Maryland immigrant rights activists hand the Tanton Network a decisive defeat

Despite the best (and possibly illegal) efforts of the anti-immigrant movement, the Maryland DREAM Act passed by referendum this week on election night. Thousands of undocumented youth who attended high school in Maryland will be able to continue their education alongside their peers at the university’s colleges.

NumbersUSA aired bigoted ads in the state that attempted to wedge African-Americans and immigrants. NumbersUSA has never been an ally of the African-American community; Roy Beck spoke at the 1997 national conference of the white supremacist Council of Conservative Citizens (CofCC), an organization that has referred to African Americans as a “retrograde species of humanity.” Beck initially denied that he spoke to the group, but was exposed when the CofCC published a picture of him at the conference. NumbersUSA frequently finds common cause (see here and here) with the promoter of one of the most draconian Voter ID laws in the country, Kansas Secretary of State Kris Kobach.

As ABC/Univision notes, this is the first time that in-state tuition for undocumented youth has passed by popular vote. Hopefully, campaigners in other states will be emboldened and willing to make their case to the public for fairness and equality in educational access.

The anti-immigrant group Help Save Maryland wound up in hot water for airing ads against in-state tuition in violation of campaign finance rules. Help Save Maryland is, of course, a state contact group for the Federation for American Immigration Reform and has long-standing relationships with the Tanton Network. In a statement released to the press, the executive director of the Maryland Democratic Party said “Marylanders deserve to know who is funding a group that is peddling lies and grossly misrepresenting the facts to influence the outcome of a ballot measure of critical importance to our state.”

A coalition of groups were instrumental in the success of the measure, they include the Maryland Catholic Conference, the Maryland State Education Association, CASA de Maryland and the Service Employees International Union.

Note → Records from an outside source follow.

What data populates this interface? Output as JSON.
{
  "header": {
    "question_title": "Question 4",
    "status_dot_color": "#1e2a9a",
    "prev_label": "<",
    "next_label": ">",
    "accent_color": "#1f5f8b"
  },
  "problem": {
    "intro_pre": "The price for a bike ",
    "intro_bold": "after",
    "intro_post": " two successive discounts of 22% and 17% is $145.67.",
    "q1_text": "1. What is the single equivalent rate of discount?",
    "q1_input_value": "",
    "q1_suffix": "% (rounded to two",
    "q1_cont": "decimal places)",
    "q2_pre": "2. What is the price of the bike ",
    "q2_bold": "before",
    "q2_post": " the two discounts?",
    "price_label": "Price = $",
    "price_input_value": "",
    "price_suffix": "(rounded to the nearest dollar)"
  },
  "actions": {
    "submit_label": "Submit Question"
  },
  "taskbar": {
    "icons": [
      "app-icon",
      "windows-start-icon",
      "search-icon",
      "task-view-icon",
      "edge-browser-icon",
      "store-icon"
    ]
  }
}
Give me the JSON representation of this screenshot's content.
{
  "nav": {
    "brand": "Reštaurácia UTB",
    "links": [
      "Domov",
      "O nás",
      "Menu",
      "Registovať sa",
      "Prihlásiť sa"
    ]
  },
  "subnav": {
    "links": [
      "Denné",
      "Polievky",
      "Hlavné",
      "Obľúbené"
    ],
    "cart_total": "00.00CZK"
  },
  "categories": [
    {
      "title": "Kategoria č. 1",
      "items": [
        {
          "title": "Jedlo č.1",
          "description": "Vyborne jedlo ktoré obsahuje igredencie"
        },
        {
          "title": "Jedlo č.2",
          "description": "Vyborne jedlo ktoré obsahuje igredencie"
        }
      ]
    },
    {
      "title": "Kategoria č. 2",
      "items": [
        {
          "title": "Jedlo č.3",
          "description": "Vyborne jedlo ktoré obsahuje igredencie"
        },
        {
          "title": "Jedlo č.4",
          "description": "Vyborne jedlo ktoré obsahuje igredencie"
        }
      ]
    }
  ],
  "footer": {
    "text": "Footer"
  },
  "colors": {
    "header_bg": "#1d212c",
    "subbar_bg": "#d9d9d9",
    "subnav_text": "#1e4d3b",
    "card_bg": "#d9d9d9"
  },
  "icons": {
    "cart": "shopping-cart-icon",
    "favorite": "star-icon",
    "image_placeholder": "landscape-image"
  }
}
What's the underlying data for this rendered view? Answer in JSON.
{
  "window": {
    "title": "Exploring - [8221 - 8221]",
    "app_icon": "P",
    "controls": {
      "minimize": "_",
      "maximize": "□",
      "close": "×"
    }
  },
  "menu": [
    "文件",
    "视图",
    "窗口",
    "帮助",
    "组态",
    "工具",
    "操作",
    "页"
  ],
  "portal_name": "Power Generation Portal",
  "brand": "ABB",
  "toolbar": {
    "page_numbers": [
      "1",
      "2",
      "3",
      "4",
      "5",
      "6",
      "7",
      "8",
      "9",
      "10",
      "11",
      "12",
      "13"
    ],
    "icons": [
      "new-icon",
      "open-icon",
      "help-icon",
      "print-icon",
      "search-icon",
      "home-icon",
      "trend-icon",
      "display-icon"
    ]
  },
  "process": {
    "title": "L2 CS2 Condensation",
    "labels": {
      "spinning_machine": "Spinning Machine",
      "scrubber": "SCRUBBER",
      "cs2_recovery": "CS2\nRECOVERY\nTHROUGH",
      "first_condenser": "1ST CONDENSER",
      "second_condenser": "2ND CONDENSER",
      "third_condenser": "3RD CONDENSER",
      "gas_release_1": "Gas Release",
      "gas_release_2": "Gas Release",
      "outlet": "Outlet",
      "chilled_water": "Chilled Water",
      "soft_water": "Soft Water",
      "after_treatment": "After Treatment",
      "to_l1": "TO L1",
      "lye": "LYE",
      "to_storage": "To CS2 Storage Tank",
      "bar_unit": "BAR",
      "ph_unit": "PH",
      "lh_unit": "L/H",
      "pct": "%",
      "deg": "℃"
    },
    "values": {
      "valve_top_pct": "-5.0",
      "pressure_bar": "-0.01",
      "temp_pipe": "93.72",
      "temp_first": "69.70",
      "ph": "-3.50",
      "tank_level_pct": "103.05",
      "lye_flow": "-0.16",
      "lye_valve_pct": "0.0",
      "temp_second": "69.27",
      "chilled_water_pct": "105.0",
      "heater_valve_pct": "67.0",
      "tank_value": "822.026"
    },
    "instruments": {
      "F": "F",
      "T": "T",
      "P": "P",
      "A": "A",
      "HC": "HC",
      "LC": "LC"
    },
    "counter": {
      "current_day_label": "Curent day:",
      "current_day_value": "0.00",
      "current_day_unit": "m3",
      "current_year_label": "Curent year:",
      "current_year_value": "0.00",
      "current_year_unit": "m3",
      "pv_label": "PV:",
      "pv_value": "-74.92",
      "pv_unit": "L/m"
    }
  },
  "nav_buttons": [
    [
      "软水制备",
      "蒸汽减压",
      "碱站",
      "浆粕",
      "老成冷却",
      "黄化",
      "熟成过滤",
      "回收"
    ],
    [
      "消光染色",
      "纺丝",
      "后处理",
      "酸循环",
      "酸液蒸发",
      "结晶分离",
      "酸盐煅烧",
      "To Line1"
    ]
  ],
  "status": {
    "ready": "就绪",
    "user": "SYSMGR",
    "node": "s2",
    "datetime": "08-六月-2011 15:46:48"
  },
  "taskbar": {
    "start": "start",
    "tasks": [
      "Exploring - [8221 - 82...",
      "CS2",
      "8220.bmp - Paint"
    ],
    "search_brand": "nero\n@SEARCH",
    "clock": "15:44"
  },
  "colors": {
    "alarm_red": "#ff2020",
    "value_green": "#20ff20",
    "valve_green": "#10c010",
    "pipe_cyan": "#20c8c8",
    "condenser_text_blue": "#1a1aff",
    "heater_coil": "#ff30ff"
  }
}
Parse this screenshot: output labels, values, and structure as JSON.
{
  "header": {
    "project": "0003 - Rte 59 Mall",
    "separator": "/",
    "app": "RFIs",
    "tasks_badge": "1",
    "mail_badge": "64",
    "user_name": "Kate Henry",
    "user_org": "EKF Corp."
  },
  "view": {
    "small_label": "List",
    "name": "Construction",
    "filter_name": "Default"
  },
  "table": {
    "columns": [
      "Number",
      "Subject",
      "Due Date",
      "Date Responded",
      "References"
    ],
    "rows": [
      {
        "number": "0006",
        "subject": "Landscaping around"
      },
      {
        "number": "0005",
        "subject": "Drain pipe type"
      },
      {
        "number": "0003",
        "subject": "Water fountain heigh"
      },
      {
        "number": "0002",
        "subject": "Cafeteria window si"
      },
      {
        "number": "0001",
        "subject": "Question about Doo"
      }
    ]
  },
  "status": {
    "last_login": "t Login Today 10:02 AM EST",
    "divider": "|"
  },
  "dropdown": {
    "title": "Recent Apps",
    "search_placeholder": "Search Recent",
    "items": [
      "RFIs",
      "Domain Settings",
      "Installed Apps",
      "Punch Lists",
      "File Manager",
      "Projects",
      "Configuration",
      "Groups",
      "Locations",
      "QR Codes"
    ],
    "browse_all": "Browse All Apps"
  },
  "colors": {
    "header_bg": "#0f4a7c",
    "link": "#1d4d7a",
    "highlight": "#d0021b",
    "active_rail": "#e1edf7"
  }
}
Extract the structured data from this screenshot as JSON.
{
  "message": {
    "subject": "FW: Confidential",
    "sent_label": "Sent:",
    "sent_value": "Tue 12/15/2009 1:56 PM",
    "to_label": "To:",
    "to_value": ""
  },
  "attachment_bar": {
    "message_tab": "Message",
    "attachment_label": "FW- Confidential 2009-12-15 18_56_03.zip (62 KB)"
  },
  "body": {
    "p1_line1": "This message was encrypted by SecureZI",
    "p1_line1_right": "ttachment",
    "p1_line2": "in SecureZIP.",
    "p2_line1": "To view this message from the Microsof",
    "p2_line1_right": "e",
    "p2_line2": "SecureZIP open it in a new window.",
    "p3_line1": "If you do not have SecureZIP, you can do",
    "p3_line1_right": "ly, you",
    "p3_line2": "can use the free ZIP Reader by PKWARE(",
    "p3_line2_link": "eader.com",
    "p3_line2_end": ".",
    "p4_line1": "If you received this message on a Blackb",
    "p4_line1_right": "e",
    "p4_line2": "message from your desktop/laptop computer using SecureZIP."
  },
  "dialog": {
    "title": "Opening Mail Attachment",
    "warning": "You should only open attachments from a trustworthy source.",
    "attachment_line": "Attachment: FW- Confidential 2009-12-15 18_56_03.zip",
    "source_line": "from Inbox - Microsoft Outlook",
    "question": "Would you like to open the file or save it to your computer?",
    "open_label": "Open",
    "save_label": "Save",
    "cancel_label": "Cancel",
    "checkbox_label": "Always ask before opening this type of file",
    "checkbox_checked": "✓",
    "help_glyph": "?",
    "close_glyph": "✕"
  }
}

The Maryland state conference of the National Association for the Advancement of Colored People (NAACP) played a decisive role in the referendum, throwing its weight behind the measure and providing a counter-narrative to the divisive arguments put forward by NumbersUSA. Count Maryland among the victories for racial justice this year.